Read more about data protection

 /  /  /  / In the service of the National Socialist regime

History of the Salzgitter plant

In the service of the National Socialist regime

Construction work on the Hüttenwerk Salzgitter, c. 1938
Construction work on the Hüttenwerk Salzgitter, c. 1938

On July 15, 1937 the National Socialist government founded the Reichswerke AG für Erzbergbau und Eisenhütten “Hermann Göring” for the purpose of setting up and operating an iron and steel works in the Salzgitter region, which had been an exclusively agricultural area until that time. The choice of location was primarily influenced by desire to use the iron ore deposits in the local area to further Germany’s economic independence and support the regime’s armaments policy. Work began in the winter of 1937 to build what was planned to be world’s largest and most modern smelting plant.

The first pig iron produced exclusively from Salzgitter ore was manufactured in Salzgitter on October 22, 1939, shortly after the outbreak of World War II. The Reichswerke AG für Erzbergbau und Eisenhütten “Hermann Göring“ had meanwhile become a subsidiary of the Reichswerke Group. Under the leadership of the AG Reichswerke “Hermann Göring“ headquartered in Berlin, within a few years the Group had developed into a huge conglomerate extending beyond Germany’s borders that was ruthlessly and solely committed to the totalitarian aspirations of the National Socialist regime.

Workers and managers were recruited all over Germany as well as abroad to staff the iron and steel works in Salzgitter and the neighboring Group companies, and within a very short time the population in the region quadrupled. Their living conditions were poor, since the necessary infrastructure had to be developed in parallel with the plants themselves, and supply could not keep pace with demand. With the outbreak of war, rapidly increasing numbers of conscripts, prisoners of war, forced labor from abroad and also, from 1942 onwards, concentration camp inmates were compelled to work at the plant as well as at neighboring Reichswerke companies. Their living and working conditions were cruel and inhuman, and many lost their lives. Since 1994, a memorial erected on the site of the Salzgitter iron and steel works has served as a reminder of the suffering borne by the victims of National Socialism.

Workers' huts destroyed in an air raid, 1941
Workers' huts destroyed in an air raid, 1941
Salzgitter iron and steel works, 1945
Salzgitter iron and steel works, 1945

In April 1945 American troops occupied the Salzgitter area and the plant itself.

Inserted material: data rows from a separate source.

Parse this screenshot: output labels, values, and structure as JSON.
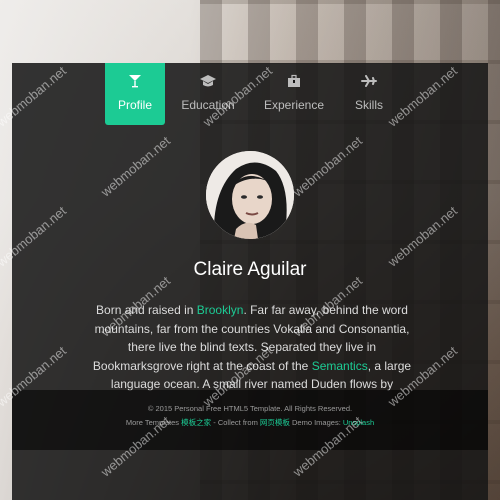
{
  "tabs": [
    {
      "label": "Profile",
      "icon": "cocktail-icon",
      "active": true
    },
    {
      "label": "Education",
      "icon": "graduation-cap-icon",
      "active": false
    },
    {
      "label": "Experience",
      "icon": "briefcase-icon",
      "active": false
    },
    {
      "label": "Skills",
      "icon": "airplane-icon",
      "active": false
    }
  ],
  "profile": {
    "name": "Claire Aguilar",
    "bio_parts": {
      "p1": "Born and raised in ",
      "link1": "Brooklyn",
      "p2": ". Far far away, behind the word mountains, far from the countries Vokalia and Consonantia, there live the blind texts. Separated they live in Bookmarksgrove right at the coast of the ",
      "link2": "Semantics",
      "p3": ", a large language ocean. A small river named Duden flows by"
    }
  },
  "footer": {
    "line1": "© 2015 Personal Free HTML5 Template. All Rights Reserved.",
    "more_templates": "More Templates ",
    "link_a": "模板之家",
    "collect_from": " - Collect from ",
    "link_b": "网页模板",
    "demo_images": " Demo Images: ",
    "link_c": "Unsplash"
  },
  "watermark": "webmoban.net",
  "colors": {
    "accent": "#1ccb94",
    "card": "#141414"
  }
}
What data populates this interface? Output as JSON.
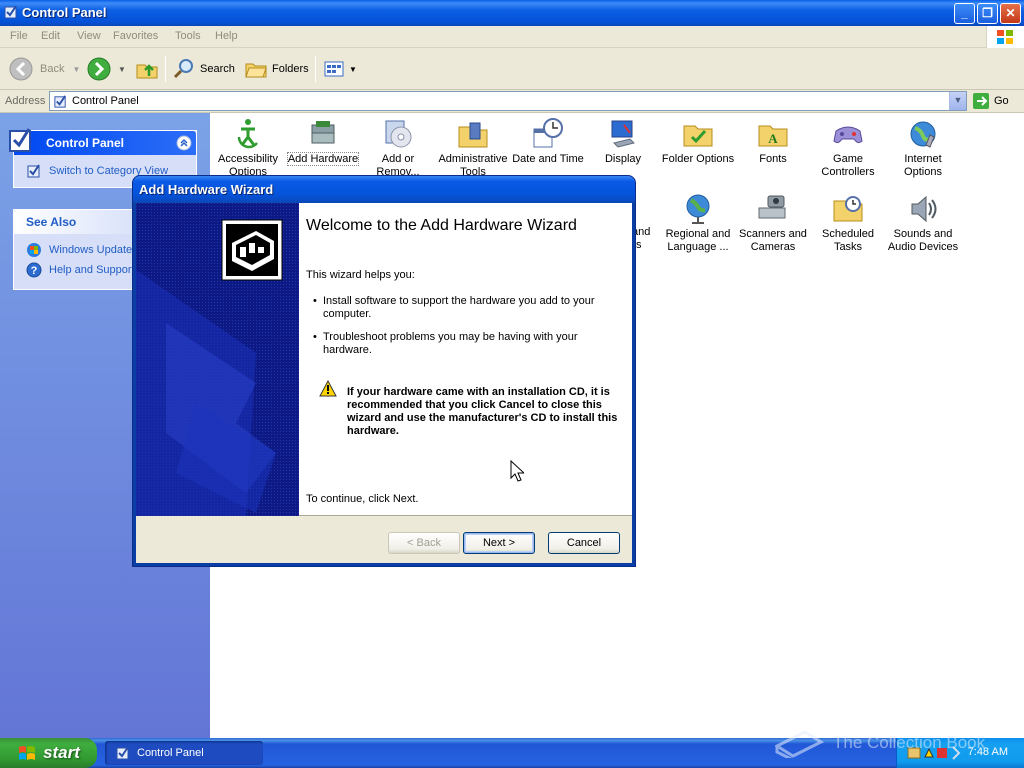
{
  "window": {
    "title": "Control Panel"
  },
  "menu": {
    "items": [
      "File",
      "Edit",
      "View",
      "Favorites",
      "Tools",
      "Help"
    ]
  },
  "toolbar": {
    "back": "Back",
    "search": "Search",
    "folders": "Folders"
  },
  "address": {
    "label": "Address",
    "value": "Control Panel",
    "go": "Go"
  },
  "sidebar": {
    "panel1": {
      "title": "Control Panel",
      "link": "Switch to Category View"
    },
    "panel2": {
      "title": "See Also",
      "links": [
        "Windows Update",
        "Help and Support"
      ]
    }
  },
  "icons": [
    {
      "l1": "Accessibility",
      "l2": "Options"
    },
    {
      "l1": "Add Hardware",
      "l2": ""
    },
    {
      "l1": "Add or",
      "l2": "Remov..."
    },
    {
      "l1": "Administrative",
      "l2": "Tools"
    },
    {
      "l1": "Date and Time",
      "l2": ""
    },
    {
      "l1": "Display",
      "l2": ""
    },
    {
      "l1": "Folder Options",
      "l2": ""
    },
    {
      "l1": "Fonts",
      "l2": ""
    },
    {
      "l1": "Game",
      "l2": "Controllers"
    },
    {
      "l1": "Internet",
      "l2": "Options"
    },
    {
      "l1": "and",
      "l2": "s"
    },
    {
      "l1": "Regional and",
      "l2": "Language ..."
    },
    {
      "l1": "Scanners and",
      "l2": "Cameras"
    },
    {
      "l1": "Scheduled",
      "l2": "Tasks"
    },
    {
      "l1": "Sounds and",
      "l2": "Audio Devices"
    }
  ],
  "dialog": {
    "title": "Add Hardware Wizard",
    "heading": "Welcome to the Add Hardware Wizard",
    "intro": "This wizard helps you:",
    "bullet1": "Install software to support the hardware you add to your computer.",
    "bullet2": "Troubleshoot problems you may be having with your hardware.",
    "warning": "If your hardware came with an installation CD, it is recommended that you click Cancel to close this wizard and use the manufacturer's CD to install this hardware.",
    "continue": "To continue, click Next.",
    "back_label": "< Back",
    "next_label": "Next >",
    "cancel_label": "Cancel"
  },
  "taskbar": {
    "start": "start",
    "task": "Control Panel",
    "clock": "7:48 AM"
  },
  "watermark": "The Collection Book",
  "colors": {
    "titlebar": "#0553d9",
    "taskbar": "#2663e0",
    "start": "#3fae3f",
    "sidebar": "#6375d6",
    "link": "#215dc6"
  }
}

With the exception of the power station and the waterworks that were urgently needed to supply the local population, all of the plant operations were shut down. The forced laborers and many of the migrant workers left the region.

 

 


Back to top.